Reconsidering a toxic relationship
PBCs, PBDEs and PFAS all share a common feature in that they are virtually indestructible. This means that once they end up in the environment, they remain there for a very long time and their volumes accumulate. Industry, government and consumers love the fine and special properties of these substances, but I believe that we must really reconsider our relationship with organic-halogen compounds. It is in fact a toxic relationship. We don’t need to immediately ban these substances from our lives, but we have to ask ourselves whether substances with so many applications in industry and society, which can end up in our environment in so many different ways, should be so extremely persistent. In the environment these organic-halogen compounds have half-lives of centuries, millennia or even much longer. Most of the applications really do not require such levels of indestructibility.

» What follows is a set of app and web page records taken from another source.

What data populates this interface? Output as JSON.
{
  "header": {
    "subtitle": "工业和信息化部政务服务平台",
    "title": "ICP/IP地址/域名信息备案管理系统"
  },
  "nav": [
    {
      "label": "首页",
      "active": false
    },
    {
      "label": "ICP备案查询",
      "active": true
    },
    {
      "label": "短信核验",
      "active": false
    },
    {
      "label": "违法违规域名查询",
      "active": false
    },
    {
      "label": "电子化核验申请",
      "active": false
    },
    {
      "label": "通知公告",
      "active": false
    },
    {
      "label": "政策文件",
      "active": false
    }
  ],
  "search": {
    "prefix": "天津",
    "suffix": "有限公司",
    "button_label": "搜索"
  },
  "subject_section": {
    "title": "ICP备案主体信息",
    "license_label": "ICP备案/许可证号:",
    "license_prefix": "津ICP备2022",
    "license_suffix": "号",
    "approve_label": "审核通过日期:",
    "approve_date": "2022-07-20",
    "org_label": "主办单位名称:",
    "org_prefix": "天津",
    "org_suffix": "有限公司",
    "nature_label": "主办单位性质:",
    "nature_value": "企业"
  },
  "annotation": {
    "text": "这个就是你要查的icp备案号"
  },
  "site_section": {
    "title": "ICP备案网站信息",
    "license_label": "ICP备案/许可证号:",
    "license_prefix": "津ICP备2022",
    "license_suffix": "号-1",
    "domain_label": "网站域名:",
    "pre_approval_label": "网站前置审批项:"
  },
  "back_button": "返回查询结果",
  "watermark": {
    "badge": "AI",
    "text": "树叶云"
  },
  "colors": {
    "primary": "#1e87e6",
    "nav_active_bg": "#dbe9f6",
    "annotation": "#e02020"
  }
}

The necessary reconsideration of our relationship with organic-halogen compounds like PFAS demands knowledge and expertise from the industry, courage from the government, and adaptability from all of us. Sometimes it takes a crisis for this to be achieved.